THE TASK> In the data beneath this task, how many lines contain "中国农业大学"? Answer with the number only.

++++ MATERIALS PROVIDED ++++

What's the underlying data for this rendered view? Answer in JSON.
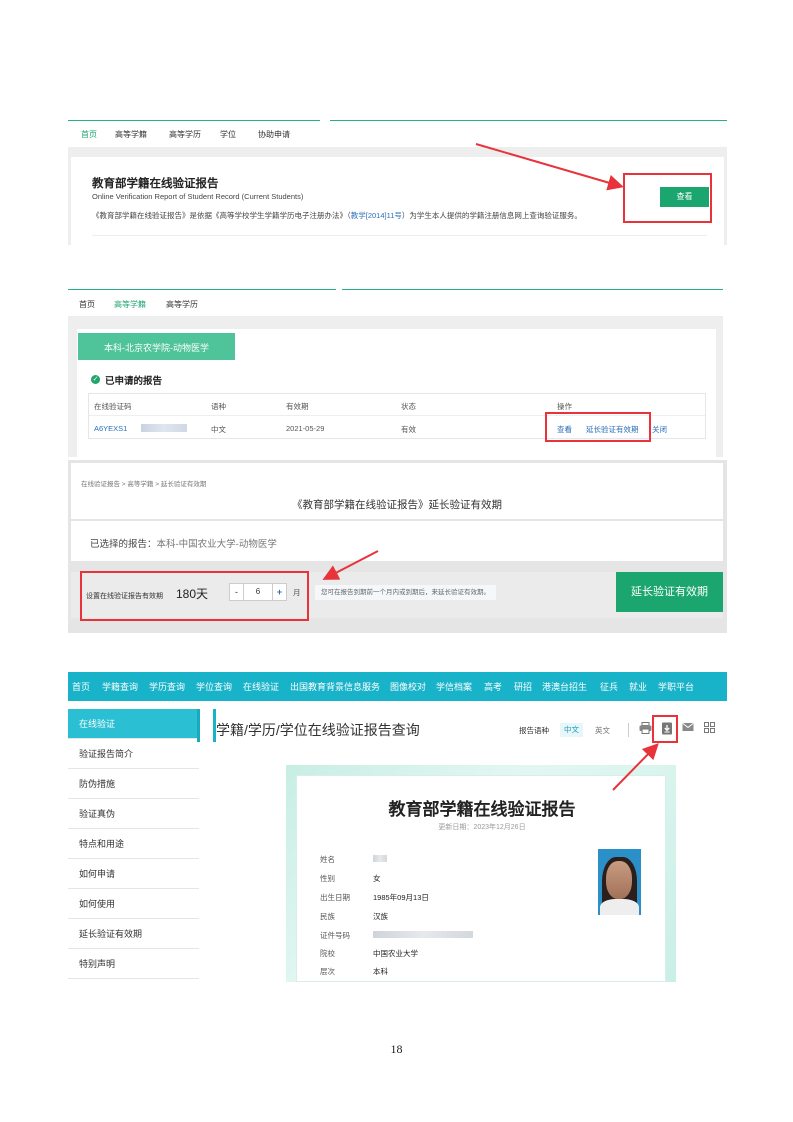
{
  "shot1": {
    "nav": [
      "首页",
      "高等学籍",
      "高等学历",
      "学位",
      "协助申请"
    ],
    "title": "教育部学籍在线验证报告",
    "subtitle": "Online Verification Report of Student Record (Current Students)",
    "desc_before": "《教育部学籍在线验证报告》是依据《高等学校学生学籍学历电子注册办法》（",
    "desc_link": "教学[2014]11号",
    "desc_after": "）为学生本人提供的学籍注册信息网上查询验证服务。",
    "view_button": "查看"
  },
  "shot2": {
    "nav": [
      "首页",
      "高等学籍",
      "高等学历"
    ],
    "stamp": "本科-北京农学院-动物医学",
    "heading": "已申请的报告",
    "columns": [
      "在线验证码",
      "语种",
      "有效期",
      "状态",
      "操作"
    ],
    "row": {
      "code": "A6YEXS1",
      "lang": "中文",
      "expiry": "2021-05-29",
      "status": "有效",
      "actions": [
        "查看",
        "延长验证有效期",
        "关闭"
      ]
    }
  },
  "shot3": {
    "breadcrumb": "在线验证报告 > 高等学籍 > 延长验证有效期",
    "title": "《教育部学籍在线验证报告》延长验证有效期",
    "selected_label": "已选择的报告：",
    "selected_value": "本科-中国农业大学-动物医学",
    "set_label": "设置在线验证报告有效期",
    "days": "180天",
    "minus": "-",
    "months_value": "6",
    "plus": "+",
    "unit": "月",
    "hint": "您可在报告到期前一个月内或到期后，来延长验证有效期。",
    "extend_button": "延长验证有效期"
  },
  "shot4": {
    "topnav": [
      "首页",
      "学籍查询",
      "学历查询",
      "学位查询",
      "在线验证",
      "出国教育背景信息服务",
      "图像校对",
      "学信档案",
      "高考",
      "研招",
      "港澳台招生",
      "征兵",
      "就业",
      "学职平台"
    ],
    "sidebar": [
      "在线验证",
      "验证报告简介",
      "防伪措施",
      "验证真伪",
      "特点和用途",
      "如何申请",
      "如何使用",
      "延长验证有效期",
      "特别声明"
    ],
    "main_title": "学籍/学历/学位在线验证报告查询",
    "lang_label": "报告语种",
    "lang_zh": "中文",
    "lang_en": "英文",
    "cert_title": "教育部学籍在线验证报告",
    "cert_date": "更新日期：2023年12月26日",
    "fields": {
      "name_label": "姓名",
      "gender_label": "性别",
      "gender": "女",
      "birth_label": "出生日期",
      "birth": "1985年09月13日",
      "ethnicity_label": "民族",
      "ethnicity": "汉族",
      "id_label": "证件号码",
      "school_label": "院校",
      "school": "中国农业大学",
      "level_label": "层次",
      "level": "本科"
    },
    "icons": [
      "print-icon",
      "download-icon",
      "mail-icon",
      "qrcode-icon"
    ]
  },
  "page_number": "18",
  "colors": {
    "green": "#1aa66e",
    "teal": "#19b3c9",
    "red_annotation": "#e8333a",
    "link_blue": "#2b6fb8"
  }
}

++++

OUTPUT> 2